This fits with the big picture. Obeying your biological clock is a healthy option. A study this year suggested that the body’s work crews that fix DNA damage can be slowed when our biological clock is disrupted. This might help explain why cancer is slightly higher in shift workers. “As a rule of thumb, if you don’t have to do shift work, then don’t. Although lots of people need to do it of course,” notes Dr Coogan. Even in the 19th century factories had to operate from dusk to dawn, whereas these days electric lighting allows for around-the-clock work. But this is not necessarily a healthy development. “In modern society our working day has changed so much, but our biological clocks evolved over millions of years and are not going to snap back just because we invented the light bulb,” adds Dr Coogan.
Another issue is the light from electronic devices like phones and tablets and especially their use at night. We use rods and cones for our vision, but a photopigment called melanopsin detects light and cues us to dusk and dawn. “We know this is most sensitive to blue light, so we are talking to industry to design lights and products less enriched at the blue end of the spectrum,” says Dr Coogan. “This would be less likely to upset our circadian rhythm.” Street lighting is moving from the old yellow sodium lights to new LEDs, but these are much richer in blue light and so more disruptive to our biological clocks. Simple changes can be made to roll with our clocks, rather than fight a biological mechanism put there over millions of years of evolution.

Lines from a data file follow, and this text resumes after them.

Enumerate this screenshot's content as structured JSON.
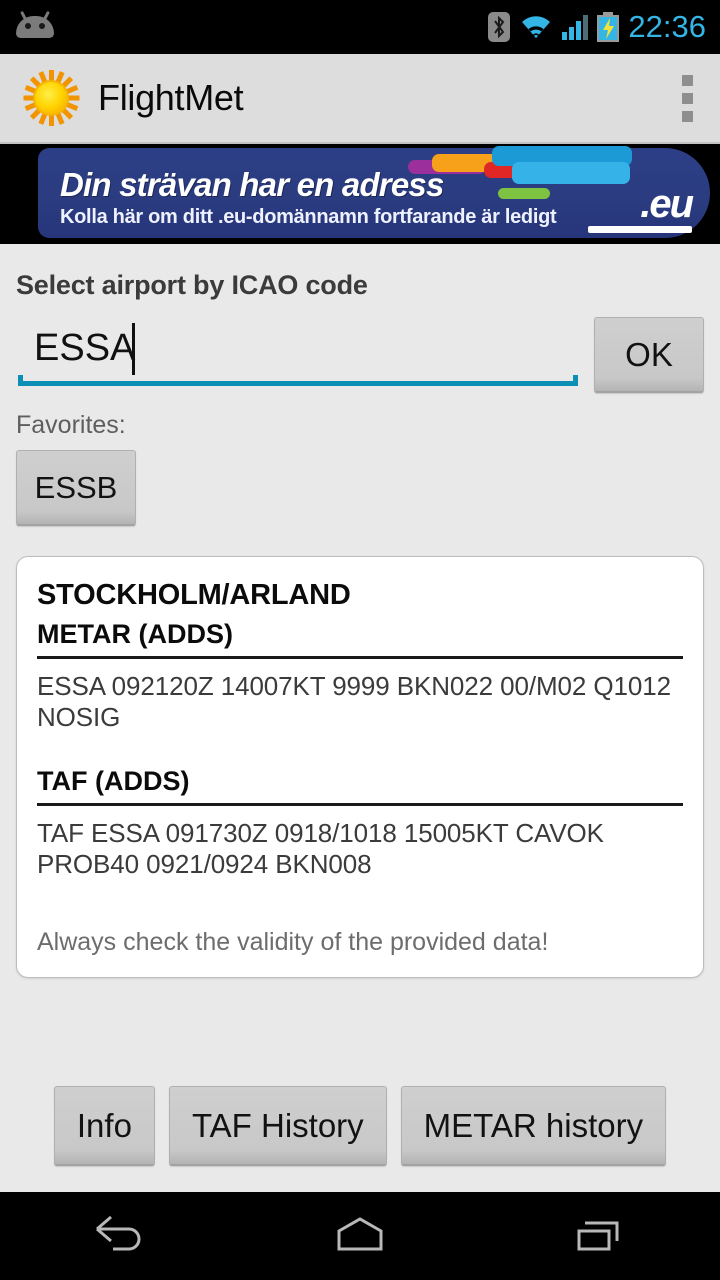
{
  "status_bar": {
    "notification_icon": "android-robot-icon",
    "icons": [
      "bluetooth-icon",
      "wifi-icon",
      "cellular-signal-icon",
      "battery-charging-icon"
    ],
    "time": "22:36",
    "accent_color": "#33b5e5"
  },
  "action_bar": {
    "logo_icon": "sun-icon",
    "title": "FlightMet",
    "overflow_icon": "overflow-menu-icon"
  },
  "ad": {
    "headline": "Din strävan har en adress",
    "subline": "Kolla här om ditt .eu-domännamn fortfarande är ledigt",
    "logo_text": ".eu",
    "background_color": "#2b3c80"
  },
  "form": {
    "label": "Select airport by ICAO code",
    "input_value": "ESSA",
    "input_placeholder": "ICAO",
    "underline_color": "#0b8fb5",
    "ok_label": "OK"
  },
  "favorites": {
    "label": "Favorites:",
    "items": [
      {
        "label": "ESSB"
      }
    ]
  },
  "weather_card": {
    "station": "STOCKHOLM/ARLAND",
    "metar_heading": "METAR (ADDS)",
    "metar_text": "ESSA 092120Z 14007KT 9999 BKN022 00/M02 Q1012 NOSIG",
    "taf_heading": "TAF (ADDS)",
    "taf_text": "TAF ESSA 091730Z 0918/1018 15005KT CAVOK PROB40 0921/0924 BKN008",
    "note": "Always check the validity of the provided data!"
  },
  "bottom_buttons": [
    {
      "label": "Info"
    },
    {
      "label": "TAF History"
    },
    {
      "label": "METAR history"
    }
  ],
  "nav_bar": {
    "back_icon": "back-icon",
    "home_icon": "home-icon",
    "recents_icon": "recents-icon"
  }
}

There are other areas of our lives, in which application of knowledge of the circadian clock may lead to benefits. Teenagers notoriously are not early risers, given a choice, but this can be pinned on their biological clocks too, says Dr Coogan. "Adolescence is associated with eveningness, reflected by later wake times and later sleep times". Given this, there may be a logic in considering later school starts for such adolescents.
“My teenage son starts at 8:20 in the morning. Yet teenagers are the naturally least-suited group of people for such early starts. By aligning school start times with the biological clock, there may be benefits in terms of academic performance, school attendance and behaviour” he adds. "This is an example of how we might exploit fundamental knowledge to effect societal change for the better, which in the end is what science is all about."